## Exercise brief
Wherever the word "controllers" appears in the entries, copy the whole line.
Data to use START
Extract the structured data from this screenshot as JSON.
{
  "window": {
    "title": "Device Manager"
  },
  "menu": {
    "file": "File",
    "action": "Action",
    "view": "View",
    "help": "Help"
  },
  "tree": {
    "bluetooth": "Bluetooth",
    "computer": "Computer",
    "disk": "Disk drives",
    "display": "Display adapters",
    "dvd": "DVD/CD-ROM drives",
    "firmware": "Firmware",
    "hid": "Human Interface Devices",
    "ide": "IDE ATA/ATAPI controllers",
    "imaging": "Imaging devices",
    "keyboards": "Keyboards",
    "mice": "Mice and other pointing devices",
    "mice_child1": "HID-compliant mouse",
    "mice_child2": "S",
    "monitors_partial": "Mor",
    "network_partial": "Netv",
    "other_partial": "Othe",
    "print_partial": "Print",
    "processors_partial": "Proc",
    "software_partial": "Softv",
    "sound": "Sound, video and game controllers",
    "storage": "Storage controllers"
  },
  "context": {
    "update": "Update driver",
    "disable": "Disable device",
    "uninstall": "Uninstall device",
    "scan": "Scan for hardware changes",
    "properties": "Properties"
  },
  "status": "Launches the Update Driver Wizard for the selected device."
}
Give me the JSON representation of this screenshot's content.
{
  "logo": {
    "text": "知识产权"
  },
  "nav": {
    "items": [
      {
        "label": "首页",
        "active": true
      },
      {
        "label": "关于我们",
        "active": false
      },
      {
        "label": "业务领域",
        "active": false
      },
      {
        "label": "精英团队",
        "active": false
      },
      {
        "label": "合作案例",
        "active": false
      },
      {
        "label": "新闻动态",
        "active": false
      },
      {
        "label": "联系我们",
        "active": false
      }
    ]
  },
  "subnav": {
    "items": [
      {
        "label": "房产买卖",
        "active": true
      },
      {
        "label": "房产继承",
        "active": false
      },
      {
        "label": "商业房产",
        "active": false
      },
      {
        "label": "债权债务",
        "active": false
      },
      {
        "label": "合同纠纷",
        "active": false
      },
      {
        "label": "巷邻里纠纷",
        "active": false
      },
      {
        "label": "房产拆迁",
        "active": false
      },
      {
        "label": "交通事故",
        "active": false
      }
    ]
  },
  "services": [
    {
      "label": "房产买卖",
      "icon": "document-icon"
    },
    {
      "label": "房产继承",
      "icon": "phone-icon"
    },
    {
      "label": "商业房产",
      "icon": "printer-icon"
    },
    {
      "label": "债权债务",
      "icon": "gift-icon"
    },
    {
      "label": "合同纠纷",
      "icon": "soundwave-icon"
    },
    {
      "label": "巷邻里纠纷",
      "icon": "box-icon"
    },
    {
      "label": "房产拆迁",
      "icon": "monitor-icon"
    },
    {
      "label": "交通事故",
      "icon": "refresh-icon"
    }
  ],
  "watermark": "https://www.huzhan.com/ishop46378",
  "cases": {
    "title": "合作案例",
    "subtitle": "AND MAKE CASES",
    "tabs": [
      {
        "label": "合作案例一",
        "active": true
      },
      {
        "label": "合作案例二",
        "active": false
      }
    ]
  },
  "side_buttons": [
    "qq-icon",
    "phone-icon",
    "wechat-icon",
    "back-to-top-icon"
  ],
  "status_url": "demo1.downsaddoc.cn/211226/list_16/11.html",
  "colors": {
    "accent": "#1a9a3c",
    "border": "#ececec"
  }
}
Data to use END
## Solution for this task
    "ide": "IDE ATA/ATAPI controllers",
    "sound": "Sound, video and game controllers",
    "storage": "Storage controllers"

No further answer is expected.